Items from an interface collection>
>>>

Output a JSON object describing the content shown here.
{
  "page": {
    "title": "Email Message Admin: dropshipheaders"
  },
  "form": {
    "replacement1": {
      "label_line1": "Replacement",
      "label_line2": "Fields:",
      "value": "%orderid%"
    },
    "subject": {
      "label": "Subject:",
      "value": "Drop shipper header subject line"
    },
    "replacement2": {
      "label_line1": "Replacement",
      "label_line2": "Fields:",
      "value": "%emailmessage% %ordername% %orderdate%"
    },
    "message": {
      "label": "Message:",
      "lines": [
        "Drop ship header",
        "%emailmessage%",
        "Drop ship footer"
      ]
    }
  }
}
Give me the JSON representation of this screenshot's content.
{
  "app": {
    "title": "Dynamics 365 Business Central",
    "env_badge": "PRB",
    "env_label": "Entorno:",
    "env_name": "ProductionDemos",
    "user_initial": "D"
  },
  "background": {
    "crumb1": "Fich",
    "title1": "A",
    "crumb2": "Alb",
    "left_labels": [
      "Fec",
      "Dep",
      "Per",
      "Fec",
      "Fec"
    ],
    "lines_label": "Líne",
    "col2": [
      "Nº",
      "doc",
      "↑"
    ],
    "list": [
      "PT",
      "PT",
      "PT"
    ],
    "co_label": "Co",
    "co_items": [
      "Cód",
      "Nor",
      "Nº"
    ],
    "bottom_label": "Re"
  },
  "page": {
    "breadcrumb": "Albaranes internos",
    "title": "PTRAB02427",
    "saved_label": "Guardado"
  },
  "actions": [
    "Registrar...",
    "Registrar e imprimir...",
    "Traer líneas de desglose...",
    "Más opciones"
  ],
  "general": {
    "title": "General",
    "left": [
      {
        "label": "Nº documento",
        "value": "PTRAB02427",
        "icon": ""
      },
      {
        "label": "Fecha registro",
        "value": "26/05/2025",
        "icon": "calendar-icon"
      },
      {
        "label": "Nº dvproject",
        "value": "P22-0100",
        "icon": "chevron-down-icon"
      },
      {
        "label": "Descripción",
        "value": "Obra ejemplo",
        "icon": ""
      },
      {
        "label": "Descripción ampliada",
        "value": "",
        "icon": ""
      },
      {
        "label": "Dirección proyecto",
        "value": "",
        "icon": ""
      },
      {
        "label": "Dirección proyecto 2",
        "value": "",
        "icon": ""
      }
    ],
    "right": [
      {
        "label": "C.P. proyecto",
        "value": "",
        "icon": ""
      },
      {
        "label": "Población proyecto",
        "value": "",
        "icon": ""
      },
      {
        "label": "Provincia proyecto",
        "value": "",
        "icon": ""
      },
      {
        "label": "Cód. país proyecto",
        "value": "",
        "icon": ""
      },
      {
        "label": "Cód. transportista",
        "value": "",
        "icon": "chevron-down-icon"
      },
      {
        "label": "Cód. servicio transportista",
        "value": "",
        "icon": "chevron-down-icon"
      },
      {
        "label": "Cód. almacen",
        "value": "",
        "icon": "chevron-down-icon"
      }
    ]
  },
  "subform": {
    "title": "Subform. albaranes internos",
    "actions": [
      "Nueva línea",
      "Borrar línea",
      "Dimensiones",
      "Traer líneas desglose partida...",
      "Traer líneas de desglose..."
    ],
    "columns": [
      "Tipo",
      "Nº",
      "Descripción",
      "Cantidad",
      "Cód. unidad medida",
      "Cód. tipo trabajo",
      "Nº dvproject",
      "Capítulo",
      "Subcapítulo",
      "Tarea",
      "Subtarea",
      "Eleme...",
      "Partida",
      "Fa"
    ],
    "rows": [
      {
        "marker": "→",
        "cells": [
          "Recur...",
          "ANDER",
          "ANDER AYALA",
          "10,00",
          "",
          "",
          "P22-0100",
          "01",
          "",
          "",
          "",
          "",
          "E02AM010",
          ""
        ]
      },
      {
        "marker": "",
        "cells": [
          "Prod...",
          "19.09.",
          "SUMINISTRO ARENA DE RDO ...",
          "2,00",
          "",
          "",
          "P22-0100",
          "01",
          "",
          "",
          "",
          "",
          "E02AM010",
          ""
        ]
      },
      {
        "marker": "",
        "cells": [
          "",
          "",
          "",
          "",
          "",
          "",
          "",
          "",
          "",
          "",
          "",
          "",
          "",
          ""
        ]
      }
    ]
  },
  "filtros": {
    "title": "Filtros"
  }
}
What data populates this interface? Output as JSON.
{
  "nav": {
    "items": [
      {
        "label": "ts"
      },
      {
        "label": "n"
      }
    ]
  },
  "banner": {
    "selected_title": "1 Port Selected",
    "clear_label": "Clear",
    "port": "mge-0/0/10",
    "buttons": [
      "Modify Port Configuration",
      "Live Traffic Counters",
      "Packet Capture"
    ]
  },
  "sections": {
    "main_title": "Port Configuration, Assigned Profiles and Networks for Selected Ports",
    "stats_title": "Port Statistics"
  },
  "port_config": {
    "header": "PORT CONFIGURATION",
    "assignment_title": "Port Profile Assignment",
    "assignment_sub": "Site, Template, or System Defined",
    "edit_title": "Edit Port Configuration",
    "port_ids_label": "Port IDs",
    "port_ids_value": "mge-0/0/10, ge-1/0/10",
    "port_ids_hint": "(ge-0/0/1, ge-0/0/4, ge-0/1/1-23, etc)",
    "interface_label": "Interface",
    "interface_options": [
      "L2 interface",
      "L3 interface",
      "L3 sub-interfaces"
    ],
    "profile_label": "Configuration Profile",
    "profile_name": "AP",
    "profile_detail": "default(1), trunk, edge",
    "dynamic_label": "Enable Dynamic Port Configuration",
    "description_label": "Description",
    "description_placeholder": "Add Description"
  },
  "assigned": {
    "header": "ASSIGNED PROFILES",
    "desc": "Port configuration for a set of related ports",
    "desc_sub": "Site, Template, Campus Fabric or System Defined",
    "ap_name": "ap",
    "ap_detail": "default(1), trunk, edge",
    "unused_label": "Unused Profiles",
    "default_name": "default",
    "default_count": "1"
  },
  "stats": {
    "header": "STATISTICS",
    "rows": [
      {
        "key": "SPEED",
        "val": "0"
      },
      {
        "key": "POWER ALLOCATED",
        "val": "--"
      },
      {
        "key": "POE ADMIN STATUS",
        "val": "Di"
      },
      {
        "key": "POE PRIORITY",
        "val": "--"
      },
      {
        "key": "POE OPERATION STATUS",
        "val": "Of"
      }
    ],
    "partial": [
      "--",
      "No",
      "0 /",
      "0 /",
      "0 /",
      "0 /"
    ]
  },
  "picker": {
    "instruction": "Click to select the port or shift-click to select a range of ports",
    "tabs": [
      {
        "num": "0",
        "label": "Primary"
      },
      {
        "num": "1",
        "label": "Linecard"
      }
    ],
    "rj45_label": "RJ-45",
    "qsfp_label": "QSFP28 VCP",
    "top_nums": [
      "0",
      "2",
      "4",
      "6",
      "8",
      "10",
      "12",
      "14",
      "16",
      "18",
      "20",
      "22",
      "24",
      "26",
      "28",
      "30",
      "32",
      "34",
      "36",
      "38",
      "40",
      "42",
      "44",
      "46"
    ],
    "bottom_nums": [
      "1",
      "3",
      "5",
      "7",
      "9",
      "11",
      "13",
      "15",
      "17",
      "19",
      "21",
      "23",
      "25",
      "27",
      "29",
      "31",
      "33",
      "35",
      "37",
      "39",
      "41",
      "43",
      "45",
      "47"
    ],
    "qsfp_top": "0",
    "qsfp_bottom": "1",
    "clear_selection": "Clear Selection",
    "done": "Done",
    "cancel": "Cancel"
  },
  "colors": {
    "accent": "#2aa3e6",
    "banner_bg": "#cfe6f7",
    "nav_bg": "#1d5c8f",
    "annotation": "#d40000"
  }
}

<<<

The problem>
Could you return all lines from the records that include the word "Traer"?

Response box>
    "Traer líneas de desglose...",
      "Traer líneas desglose partida...",
      "Traer líneas de desglose..."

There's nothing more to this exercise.